When dealing with economics, we are confronted by a large array of interdependent static and dynamic variables. A change in one effects changes in all, which in turn affect the variable first changed, through its interdependence with the rest.
Cybernetics is perhaps most appropriate for the treatment of economic matters. … Read more
A new definition of costs is also required. The term at present is muddled and confused in general usage.
Wealth loss versus Throughput Reduction
Any outlay of money in a national economy is regarded as a “cost” to the nation in the sense of some loss of wealth. … Read more
The Mitterand socialist government in France during the 1980′s hoped to create tens of thousands of jobs by cutting working hours. The basic working week was to carry the same pay, therefore each hour worked was to carry more pay. … Read more
Measures to reduce expenditure and increase revenue raising by governments will often be seen in current economic terms as “costs” to the nation. But if seen in the light of the ideas put forward in the post about “Costs – What Really Costs Us and What Doesn’t?” they are economic gains. … Read more
Another indirect adverse effect of environmental degradation on economic well-being arises from the effect of the degradation on people’s perception of their economic condition.
A further illustration of the erroneously perceived conflict between environmental conservation and economic well-being lies in this frequent reaction to some piece of environmental devastation: “Oh, well, at least it creates jobs for some people who wouldn’t have one otherwise.”
Certainly the degradation will keep some people busy for a while, but because of the depletion of the resource on which their jobs depend, there will be a net loss of jobs. … Read more
To repeat in another way a point discussed earlier, there is an achievable optimum flow of money through the aggregate income (wages plus social welfare) channel in relation to the flow through other channels. The optimum state is characterised in two ways: (i) full employment, that is no involuntary employment of able people, prevails; (ii) economic activity, the wealth throughput rate, is at the maximum possible within the constraints imposed by other factors. … Read more
It is necessary here to repeat a point made or implied earlier, that the level and rate of change of economic activity and the level of unemployment are to a large extent independent of one another. Not totally independent of course, each is one determinant of the other. … Read more
Current economics assumes a world of unlimited resources, unlimited wealth. No matter how rapidly a resource is used, either (i) “They” will always find more, or (ii) substitute resources will always be found to serve to any required extent as well or better in place of the depleted resource. … Read more
A fault of flat earth economics as practiced in free enterprise economies is that it chops a nation’s economy into sections that are too often treated as being self-contained and independent of other sections. This is not a useful or realistic view. … Read more

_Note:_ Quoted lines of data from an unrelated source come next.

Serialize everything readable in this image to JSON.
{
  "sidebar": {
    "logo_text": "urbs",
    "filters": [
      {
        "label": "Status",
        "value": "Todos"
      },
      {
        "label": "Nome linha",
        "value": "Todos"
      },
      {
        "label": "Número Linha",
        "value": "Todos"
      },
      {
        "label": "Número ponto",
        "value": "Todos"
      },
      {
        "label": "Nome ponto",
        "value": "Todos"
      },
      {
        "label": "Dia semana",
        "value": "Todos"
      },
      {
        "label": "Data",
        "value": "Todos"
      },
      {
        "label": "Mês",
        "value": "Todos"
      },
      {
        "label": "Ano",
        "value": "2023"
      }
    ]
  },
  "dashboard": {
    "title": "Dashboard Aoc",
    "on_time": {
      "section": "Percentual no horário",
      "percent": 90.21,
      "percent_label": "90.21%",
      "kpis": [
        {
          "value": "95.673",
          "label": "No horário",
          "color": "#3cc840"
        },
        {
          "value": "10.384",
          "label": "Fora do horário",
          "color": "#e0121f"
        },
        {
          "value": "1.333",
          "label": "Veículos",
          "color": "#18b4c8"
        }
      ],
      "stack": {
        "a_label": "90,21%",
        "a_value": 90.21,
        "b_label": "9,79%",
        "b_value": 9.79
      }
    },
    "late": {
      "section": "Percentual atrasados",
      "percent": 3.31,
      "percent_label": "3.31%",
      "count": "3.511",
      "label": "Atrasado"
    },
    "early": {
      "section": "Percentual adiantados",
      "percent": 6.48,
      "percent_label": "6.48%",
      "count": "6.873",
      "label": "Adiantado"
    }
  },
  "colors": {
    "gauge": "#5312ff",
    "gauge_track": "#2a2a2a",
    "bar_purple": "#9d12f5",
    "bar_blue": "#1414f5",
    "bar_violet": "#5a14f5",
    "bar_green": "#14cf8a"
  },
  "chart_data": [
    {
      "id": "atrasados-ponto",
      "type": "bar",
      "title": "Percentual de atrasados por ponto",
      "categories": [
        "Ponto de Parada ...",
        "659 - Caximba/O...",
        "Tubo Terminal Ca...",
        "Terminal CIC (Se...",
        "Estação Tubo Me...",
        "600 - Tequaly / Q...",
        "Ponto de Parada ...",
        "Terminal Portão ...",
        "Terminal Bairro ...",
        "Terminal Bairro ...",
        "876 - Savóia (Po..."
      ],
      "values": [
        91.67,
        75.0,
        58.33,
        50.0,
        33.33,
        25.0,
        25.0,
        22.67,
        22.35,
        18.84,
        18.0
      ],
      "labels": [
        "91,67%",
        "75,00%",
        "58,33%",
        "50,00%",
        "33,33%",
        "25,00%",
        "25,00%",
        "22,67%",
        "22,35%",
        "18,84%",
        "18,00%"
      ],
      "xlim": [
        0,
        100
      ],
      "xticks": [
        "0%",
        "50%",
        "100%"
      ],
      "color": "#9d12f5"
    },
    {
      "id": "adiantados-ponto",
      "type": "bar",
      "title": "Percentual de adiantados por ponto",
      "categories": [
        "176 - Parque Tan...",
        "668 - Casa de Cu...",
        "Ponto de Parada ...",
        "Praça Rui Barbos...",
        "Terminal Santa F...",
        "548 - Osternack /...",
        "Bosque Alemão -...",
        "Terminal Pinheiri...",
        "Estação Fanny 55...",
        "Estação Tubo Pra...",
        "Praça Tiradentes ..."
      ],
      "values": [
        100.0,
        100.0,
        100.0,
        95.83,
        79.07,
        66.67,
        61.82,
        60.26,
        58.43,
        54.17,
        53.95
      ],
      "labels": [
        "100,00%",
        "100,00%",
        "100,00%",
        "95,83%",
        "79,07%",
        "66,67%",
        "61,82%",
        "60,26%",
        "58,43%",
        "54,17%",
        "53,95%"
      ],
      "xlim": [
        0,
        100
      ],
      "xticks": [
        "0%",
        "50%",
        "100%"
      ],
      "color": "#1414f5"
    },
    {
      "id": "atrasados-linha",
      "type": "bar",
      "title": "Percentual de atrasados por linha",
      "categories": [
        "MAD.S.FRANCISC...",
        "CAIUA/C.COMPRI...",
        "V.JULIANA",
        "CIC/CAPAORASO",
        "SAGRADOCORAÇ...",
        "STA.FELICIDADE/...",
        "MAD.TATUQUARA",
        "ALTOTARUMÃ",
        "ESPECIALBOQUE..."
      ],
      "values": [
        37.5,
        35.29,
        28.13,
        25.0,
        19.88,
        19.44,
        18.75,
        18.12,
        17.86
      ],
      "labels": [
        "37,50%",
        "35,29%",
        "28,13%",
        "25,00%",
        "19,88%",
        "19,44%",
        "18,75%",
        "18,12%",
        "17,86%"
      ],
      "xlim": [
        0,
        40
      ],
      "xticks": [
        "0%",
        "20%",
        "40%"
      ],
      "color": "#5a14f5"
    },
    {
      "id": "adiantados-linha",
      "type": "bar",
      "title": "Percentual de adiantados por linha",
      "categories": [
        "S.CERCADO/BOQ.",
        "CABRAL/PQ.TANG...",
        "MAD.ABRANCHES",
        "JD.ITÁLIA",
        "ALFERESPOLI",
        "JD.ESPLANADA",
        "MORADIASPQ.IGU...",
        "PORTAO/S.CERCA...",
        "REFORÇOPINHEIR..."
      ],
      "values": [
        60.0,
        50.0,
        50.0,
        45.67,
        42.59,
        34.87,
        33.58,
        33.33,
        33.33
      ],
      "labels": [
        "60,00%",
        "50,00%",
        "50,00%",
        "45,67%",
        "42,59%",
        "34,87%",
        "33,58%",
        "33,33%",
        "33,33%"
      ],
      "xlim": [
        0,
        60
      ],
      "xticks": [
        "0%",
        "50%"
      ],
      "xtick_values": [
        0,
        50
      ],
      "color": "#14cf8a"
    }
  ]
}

To come back to the subject of capitalism versus communism, the real extreme, the true opposite polarity, would be between flat-earth economics and a new economics, round-earth economics. The latter not only assumes the earth’s capacity as a source and sink to be limited, but incorporates these limits as directly relevant and determinative in every sphere of economic life. … Read more